>>Read More about Green Roofs on Red, Green, and Blue

The Marketplace of Ideas is a program designed to identify successful progressives polices around the country and the world, then try and discover how those policies apply (and don’t apply) to New York.  The panel, moderated by DMI Executive Director Mark Winston Griffith, was filled with New York policy folks who are connected to Green roofs themselves.   Panelists included David Yassky, a New York City Councilman; Miquela Craytor, the Executive Director of Sustainable South Bronx, and Carter Strickland from the New York City Mayor’s Office of Long Term Planning and Sustainability.

Preaching to an Ever-Growing Choir.

It is always fun (for me) to listen to progressives wax lyrical about the benefits of environmentalism, but this time it was also tinged with some good old competitive fervor.  New York and Chicago are competing, some times in friendly ways and sometimes in much more financial ones.  In this spirit of competition, New York has some great things going for a young urban environmentalist, but Chicago is kicking our butts when it comes to green roofs.    It is that spirit that has Bloomberg one-upping Daley with his Million Trees plan, only to have someone like L.A’s Mayor Antonio Villaraigosa come back over the top with a Clean Ports project.  As these cities compete to out-green each other, their humble citizens keep winning.

To my disappointment, the only guy there representing the machinations of city gov’t, Carter Strickland, seemed pretty non-pulsed about the whole panel.  He brought up a lot of cost concerns, and started by talking about “white” roofs, essentially whitewashed roofs to decrease the city Heat Island effect.  It was pointed out that they only provide a small portion of the benefits of green roofs, but the reality of the Economic Disaster ruled the day (at least from Strickland’s perspective).  I suppose I have to take to heart the theory that each environmental situation calls for a different approach.

About the Author

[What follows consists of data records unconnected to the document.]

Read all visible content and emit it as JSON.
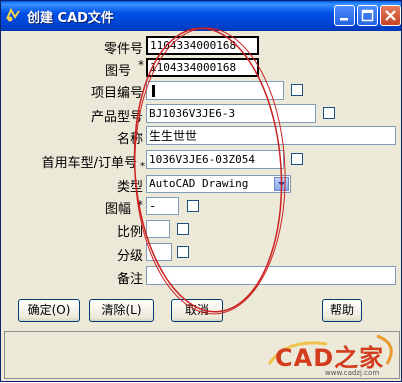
{
  "window": {
    "title": "创建 CAD文件"
  },
  "fields": {
    "part_number": {
      "label": "零件号",
      "value": "1104334000168"
    },
    "drawing_number": {
      "label": "图号",
      "required": "*",
      "value": "1104334000168"
    },
    "project_number": {
      "label": "项目编号",
      "value": ""
    },
    "product_model": {
      "label": "产品型号",
      "value": "BJ1036V3JE6-3"
    },
    "name": {
      "label": "名称",
      "value": "生生世世"
    },
    "first_vehicle_model": {
      "label": "首用车型/订单号",
      "required": "*",
      "value": "1036V3JE6-03Z054"
    },
    "type": {
      "label": "类型",
      "value": "AutoCAD Drawing"
    },
    "sheet_size": {
      "label": "图幅",
      "required": "*",
      "value": "-"
    },
    "scale": {
      "label": "比例",
      "value": ""
    },
    "grade": {
      "label": "分级",
      "value": ""
    },
    "remarks": {
      "label": "备注",
      "value": ""
    }
  },
  "buttons": {
    "ok": "确定(O)",
    "clear": "清除(L)",
    "cancel": "取消",
    "help": "帮助"
  },
  "watermark": {
    "logo_text": "CAD之家",
    "url": "www.cadzj.com"
  },
  "colors": {
    "titlebar": "#0054e3",
    "dialog_bg": "#ECE9D8",
    "annotation_circle": "#cc2222"
  }
}
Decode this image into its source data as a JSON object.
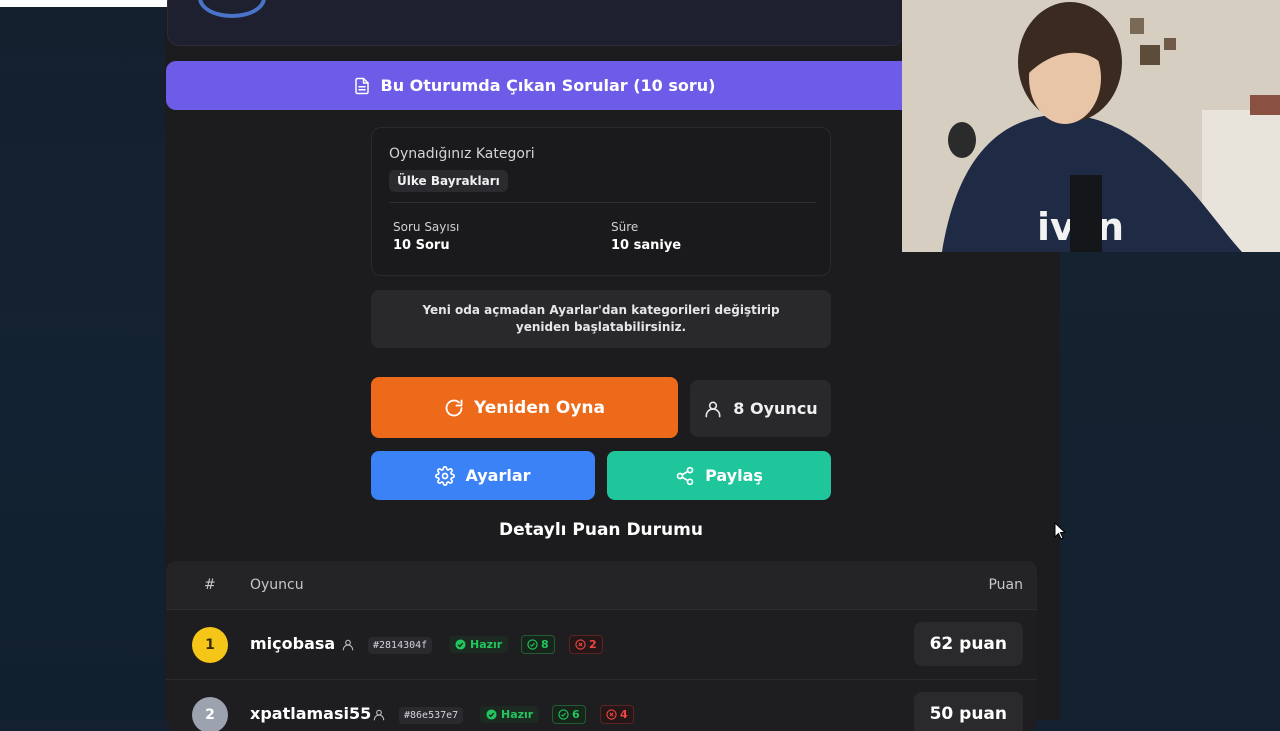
{
  "questions_button": {
    "label": "Bu Oturumda Çıkan Sorular (10 soru)"
  },
  "category_card": {
    "label": "Oynadığınız Kategori",
    "category": "Ülke Bayrakları",
    "stats": [
      {
        "label": "Soru Sayısı",
        "value": "10 Soru"
      },
      {
        "label": "Süre",
        "value": "10 saniye"
      }
    ]
  },
  "notice": "Yeni oda açmadan Ayarlar'dan kategorileri değiştirip yeniden başlatabilirsiniz.",
  "actions": {
    "replay": "Yeniden Oyna",
    "players": "8 Oyuncu",
    "settings": "Ayarlar",
    "share": "Paylaş"
  },
  "scoreboard": {
    "title": "Detaylı Puan Durumu",
    "headers": {
      "rank": "#",
      "player": "Oyuncu",
      "score": "Puan"
    },
    "rows": [
      {
        "rank": "1",
        "name": "miçobasa",
        "id": "#2814304f",
        "status": "Hazır",
        "correct": "8",
        "wrong": "2",
        "score": "62 puan",
        "rank_color": "#f5c518"
      },
      {
        "rank": "2",
        "name": "xpatlamasi55",
        "id": "#86e537e7",
        "status": "Hazır",
        "correct": "6",
        "wrong": "4",
        "score": "50 puan",
        "rank_color": "#9ca3af"
      }
    ]
  },
  "colors": {
    "questions_bar": "#6c5ce7",
    "replay": "#ed6a1b",
    "settings": "#3b82f6",
    "share": "#1fc69b"
  }
}
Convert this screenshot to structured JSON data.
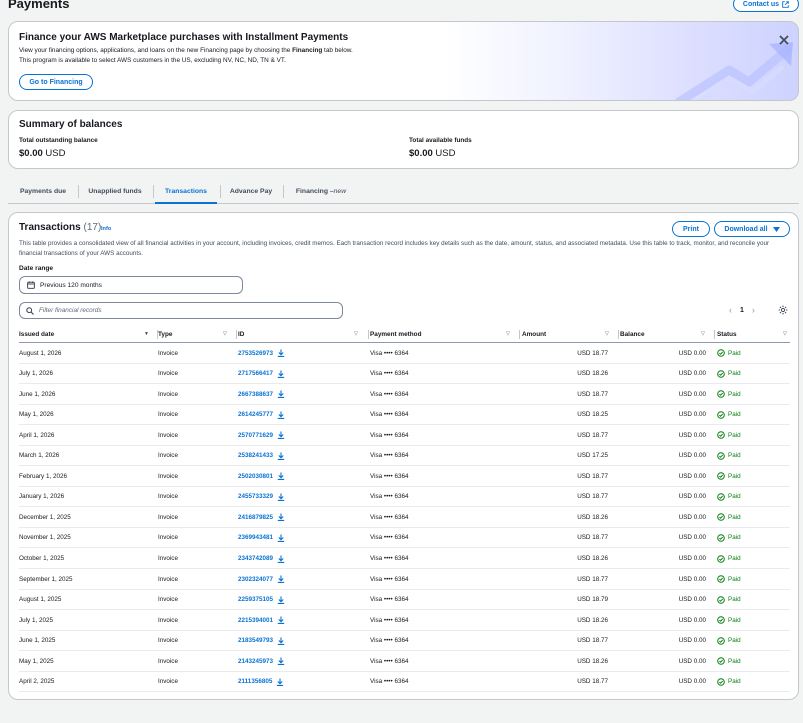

Alan Smith is a Freelance Producer in Brooklyn New York who’s been fortunate enough in the past to work on a Peabody award winning radio show (the Brian Lehrer show, WNYC Radio) and an Emmy nominated TV program (Brian Lehrer Live on CUNY TV). Other highlights include PhilanthroMedia, a new media company which works for social change with non-profits and foundations across the globe. In my spare time, I’m interested in the science and politics of the current green movement, and write about those things in and around whatever else crosses my grill at